A similar attitude has been adopted with comic books and all other kinds of media – where the creator diverges from the expected path that the audience wants anything ranging from boycotts to death threats may result. Captain America turning out to be an agent of Hydra provoked such a response, and it is frankly ridiculous. I understand that people get invested in these things, and that they want great things to happen in the story, but great things doesn’t necessarily mean things you expected. If you knew or dictated the passage of every story you read, what fun would that be?
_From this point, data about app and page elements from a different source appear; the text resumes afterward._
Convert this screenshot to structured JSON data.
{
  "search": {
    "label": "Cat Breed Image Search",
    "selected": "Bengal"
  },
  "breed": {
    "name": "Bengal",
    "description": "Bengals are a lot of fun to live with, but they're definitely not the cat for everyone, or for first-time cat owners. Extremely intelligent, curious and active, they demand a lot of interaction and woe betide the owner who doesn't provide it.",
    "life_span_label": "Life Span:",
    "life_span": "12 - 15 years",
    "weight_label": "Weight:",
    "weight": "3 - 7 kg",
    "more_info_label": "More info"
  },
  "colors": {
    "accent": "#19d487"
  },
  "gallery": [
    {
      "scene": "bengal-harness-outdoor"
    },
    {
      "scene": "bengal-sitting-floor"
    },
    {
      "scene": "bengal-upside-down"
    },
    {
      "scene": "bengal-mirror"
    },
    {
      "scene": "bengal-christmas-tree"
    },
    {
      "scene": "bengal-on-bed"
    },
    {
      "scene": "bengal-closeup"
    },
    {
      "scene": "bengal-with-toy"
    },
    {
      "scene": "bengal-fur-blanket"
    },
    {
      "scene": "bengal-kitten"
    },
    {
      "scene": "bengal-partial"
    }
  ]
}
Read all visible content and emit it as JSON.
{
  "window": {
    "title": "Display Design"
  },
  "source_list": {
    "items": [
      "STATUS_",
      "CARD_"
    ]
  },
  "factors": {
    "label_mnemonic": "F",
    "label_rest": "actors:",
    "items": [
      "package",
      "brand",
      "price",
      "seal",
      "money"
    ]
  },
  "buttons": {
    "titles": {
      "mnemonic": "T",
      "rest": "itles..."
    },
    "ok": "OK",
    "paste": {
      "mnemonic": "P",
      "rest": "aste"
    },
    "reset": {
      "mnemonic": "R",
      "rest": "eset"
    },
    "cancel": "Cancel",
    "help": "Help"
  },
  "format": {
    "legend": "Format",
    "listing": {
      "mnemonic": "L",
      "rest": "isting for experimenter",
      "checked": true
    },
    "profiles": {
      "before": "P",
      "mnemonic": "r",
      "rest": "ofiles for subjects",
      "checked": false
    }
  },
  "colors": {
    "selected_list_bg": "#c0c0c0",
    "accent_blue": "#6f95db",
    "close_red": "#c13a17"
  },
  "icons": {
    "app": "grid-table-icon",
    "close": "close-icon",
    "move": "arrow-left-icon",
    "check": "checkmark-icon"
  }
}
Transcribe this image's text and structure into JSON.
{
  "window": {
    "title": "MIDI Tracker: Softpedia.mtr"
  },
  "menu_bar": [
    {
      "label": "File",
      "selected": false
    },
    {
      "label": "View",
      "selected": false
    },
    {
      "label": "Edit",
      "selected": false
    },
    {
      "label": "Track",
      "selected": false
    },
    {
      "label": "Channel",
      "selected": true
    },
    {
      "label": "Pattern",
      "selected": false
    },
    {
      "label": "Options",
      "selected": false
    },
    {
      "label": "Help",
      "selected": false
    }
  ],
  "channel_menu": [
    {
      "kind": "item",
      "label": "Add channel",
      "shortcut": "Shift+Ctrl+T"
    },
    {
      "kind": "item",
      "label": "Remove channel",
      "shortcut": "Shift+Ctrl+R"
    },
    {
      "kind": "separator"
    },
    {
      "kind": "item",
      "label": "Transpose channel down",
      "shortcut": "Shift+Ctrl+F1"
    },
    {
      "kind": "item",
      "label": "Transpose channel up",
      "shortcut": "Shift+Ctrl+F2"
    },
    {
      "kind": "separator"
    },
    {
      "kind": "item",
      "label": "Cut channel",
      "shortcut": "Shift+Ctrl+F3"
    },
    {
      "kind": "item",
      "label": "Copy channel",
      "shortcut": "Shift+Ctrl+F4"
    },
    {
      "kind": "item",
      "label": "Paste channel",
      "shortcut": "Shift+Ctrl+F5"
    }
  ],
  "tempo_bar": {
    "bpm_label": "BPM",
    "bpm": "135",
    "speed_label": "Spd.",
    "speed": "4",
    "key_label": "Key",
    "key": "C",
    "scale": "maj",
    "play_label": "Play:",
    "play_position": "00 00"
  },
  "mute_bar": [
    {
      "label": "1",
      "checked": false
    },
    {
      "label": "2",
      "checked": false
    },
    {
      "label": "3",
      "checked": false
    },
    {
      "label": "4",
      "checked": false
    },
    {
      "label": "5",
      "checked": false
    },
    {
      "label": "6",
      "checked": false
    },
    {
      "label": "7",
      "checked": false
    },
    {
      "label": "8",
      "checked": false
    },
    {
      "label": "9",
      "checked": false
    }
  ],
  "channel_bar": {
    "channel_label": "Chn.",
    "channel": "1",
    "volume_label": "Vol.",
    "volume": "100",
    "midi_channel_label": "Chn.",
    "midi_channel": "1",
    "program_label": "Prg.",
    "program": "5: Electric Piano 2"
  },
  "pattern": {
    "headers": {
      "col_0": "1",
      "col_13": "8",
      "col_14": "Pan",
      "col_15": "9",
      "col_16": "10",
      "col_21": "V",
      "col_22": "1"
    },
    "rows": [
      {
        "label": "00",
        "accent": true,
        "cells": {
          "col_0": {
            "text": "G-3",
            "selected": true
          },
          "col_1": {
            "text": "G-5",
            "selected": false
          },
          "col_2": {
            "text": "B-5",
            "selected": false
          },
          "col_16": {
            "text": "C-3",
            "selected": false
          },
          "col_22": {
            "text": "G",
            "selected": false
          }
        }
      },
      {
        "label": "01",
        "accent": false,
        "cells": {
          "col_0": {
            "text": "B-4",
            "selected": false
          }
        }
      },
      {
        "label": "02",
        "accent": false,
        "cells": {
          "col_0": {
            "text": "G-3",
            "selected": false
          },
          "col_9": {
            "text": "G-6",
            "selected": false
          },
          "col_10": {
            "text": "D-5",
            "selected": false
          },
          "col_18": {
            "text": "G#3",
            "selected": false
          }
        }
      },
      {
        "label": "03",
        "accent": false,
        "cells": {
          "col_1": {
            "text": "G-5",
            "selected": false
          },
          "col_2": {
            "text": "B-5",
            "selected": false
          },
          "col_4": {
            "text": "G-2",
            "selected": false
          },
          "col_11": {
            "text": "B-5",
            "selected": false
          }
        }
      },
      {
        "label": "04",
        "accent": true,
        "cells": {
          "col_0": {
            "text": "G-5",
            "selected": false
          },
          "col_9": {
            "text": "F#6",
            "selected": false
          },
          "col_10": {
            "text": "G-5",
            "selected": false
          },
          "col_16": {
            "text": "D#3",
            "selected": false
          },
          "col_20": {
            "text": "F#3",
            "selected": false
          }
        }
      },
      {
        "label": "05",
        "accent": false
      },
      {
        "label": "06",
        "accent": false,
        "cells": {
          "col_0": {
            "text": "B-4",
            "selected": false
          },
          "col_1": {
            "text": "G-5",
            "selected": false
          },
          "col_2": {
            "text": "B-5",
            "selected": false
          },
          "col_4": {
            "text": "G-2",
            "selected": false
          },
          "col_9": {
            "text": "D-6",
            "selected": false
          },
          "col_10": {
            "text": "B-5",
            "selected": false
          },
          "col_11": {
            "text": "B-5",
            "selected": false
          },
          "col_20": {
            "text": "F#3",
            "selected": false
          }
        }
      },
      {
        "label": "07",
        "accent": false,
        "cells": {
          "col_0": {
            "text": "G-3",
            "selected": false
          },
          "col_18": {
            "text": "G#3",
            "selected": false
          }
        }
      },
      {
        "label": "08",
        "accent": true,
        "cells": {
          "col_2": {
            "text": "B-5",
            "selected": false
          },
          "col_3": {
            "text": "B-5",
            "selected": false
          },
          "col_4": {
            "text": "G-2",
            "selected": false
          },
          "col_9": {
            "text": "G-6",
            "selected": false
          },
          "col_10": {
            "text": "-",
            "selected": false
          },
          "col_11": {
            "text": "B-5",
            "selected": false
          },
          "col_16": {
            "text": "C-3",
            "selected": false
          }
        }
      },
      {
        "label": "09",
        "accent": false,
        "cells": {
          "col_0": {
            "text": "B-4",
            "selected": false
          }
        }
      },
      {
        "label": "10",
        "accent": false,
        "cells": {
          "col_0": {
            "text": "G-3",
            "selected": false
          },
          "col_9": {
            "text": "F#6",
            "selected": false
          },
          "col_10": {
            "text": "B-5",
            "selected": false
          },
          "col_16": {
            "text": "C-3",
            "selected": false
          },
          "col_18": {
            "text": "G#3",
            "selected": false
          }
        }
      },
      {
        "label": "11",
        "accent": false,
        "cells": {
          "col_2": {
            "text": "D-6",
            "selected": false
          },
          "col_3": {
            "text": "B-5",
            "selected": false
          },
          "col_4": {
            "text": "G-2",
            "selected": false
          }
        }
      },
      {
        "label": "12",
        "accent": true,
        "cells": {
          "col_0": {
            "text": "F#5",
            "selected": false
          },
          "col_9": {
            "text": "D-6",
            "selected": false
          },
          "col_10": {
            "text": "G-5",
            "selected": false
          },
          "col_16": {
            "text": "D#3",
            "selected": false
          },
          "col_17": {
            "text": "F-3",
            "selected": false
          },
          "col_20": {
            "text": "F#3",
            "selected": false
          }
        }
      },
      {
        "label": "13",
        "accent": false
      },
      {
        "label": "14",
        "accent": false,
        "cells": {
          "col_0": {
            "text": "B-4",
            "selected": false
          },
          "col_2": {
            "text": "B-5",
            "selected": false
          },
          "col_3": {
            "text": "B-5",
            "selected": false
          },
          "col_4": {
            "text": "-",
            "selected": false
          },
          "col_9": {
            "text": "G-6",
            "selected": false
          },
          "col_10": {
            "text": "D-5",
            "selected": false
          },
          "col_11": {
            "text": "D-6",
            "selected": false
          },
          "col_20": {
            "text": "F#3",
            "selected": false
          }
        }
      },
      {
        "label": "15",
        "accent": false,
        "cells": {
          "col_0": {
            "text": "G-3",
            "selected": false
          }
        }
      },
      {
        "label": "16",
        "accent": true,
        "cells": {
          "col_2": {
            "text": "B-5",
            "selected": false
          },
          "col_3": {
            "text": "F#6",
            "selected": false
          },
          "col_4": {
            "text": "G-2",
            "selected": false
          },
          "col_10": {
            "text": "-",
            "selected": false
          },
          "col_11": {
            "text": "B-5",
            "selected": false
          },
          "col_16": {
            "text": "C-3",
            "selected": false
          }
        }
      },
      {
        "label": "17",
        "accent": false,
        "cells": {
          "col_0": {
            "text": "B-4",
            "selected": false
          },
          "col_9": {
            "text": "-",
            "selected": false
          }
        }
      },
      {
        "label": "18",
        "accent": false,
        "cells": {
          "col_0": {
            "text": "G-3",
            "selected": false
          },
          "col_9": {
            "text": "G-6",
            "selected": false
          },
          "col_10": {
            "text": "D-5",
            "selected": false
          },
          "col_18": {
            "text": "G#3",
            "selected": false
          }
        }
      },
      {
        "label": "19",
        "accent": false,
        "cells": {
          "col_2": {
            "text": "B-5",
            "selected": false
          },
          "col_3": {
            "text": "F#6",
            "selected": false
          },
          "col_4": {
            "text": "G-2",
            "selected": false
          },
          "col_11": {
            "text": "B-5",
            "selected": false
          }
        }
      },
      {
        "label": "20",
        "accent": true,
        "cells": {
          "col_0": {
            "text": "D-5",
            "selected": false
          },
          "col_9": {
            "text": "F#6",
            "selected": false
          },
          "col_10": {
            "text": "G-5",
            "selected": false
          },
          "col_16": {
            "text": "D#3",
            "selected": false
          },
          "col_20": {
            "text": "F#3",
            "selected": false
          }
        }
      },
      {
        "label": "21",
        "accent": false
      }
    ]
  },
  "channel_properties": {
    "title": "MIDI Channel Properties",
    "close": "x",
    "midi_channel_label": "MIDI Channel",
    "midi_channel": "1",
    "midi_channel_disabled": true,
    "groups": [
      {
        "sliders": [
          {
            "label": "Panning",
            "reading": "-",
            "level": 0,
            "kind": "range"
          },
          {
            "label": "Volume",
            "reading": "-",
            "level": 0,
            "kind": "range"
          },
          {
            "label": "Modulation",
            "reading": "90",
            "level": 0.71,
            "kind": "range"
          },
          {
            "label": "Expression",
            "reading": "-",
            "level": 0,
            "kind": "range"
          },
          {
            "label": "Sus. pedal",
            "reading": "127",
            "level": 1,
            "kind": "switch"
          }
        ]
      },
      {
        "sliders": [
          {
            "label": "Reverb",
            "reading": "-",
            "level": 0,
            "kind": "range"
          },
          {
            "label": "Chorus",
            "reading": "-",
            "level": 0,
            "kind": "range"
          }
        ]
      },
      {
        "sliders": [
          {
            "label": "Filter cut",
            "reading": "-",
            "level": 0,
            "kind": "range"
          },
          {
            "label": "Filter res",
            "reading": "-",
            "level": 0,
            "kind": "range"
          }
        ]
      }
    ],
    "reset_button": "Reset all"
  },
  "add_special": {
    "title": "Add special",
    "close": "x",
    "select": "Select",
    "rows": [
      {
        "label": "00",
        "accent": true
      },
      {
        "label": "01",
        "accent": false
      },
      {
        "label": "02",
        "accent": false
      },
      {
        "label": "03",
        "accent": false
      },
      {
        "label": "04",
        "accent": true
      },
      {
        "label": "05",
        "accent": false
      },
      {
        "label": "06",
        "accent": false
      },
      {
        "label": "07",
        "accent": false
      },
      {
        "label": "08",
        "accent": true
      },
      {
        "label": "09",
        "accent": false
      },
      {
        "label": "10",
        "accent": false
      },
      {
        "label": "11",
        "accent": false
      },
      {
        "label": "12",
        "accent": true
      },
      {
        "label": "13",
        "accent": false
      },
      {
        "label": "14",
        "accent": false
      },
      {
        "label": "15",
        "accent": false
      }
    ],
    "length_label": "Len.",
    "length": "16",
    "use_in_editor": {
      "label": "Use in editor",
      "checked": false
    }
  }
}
I think companies should really look at whether what they are doing really is unfair, and if they don’t think so, they should stick to their guns. When you have a juggernaut of franchise on your hands are few disgruntled naysayers really going to be such an issue? Also, it might behoove the media to stop reporting on every little niggling complaint that is raised by people, hoping that it is going to go viral or turn into something huge when it really is a molehill and not a mountain. If you want to play a game and it is difficult, just accept the idea that when you beat it you are going to have really achieved something.
School may have got people used to the idea of no kid left behind, but sometimes, when there are no barriers to fight against in order to attain something, the end goal becomes devalued. Everyone can get it, so why is it special. If everyone graduates regardless of grades, what use grades?
They call them Free To Play Mechanics, and these may be great as a loss leader, but they are hardly a sustainable business model. And if a company lacks a sustainable business model they aren’t going to be around very long, and their ability to produce games is going to dwindle pretty fast. An Open Source infrastructure still needs to lead to profit for someone. If enough people push the world to where no one pays for anything then how will anything get produced? In a barter society it isn’t like free to play mechanics are going to be any use. Star Wars is engaged on a battlefront it maybe didn’t expect – creating an environment in which players of a game pay for what they get, and maybe learn to earn what they need, is not easy, but it is becoming increasingly necessary.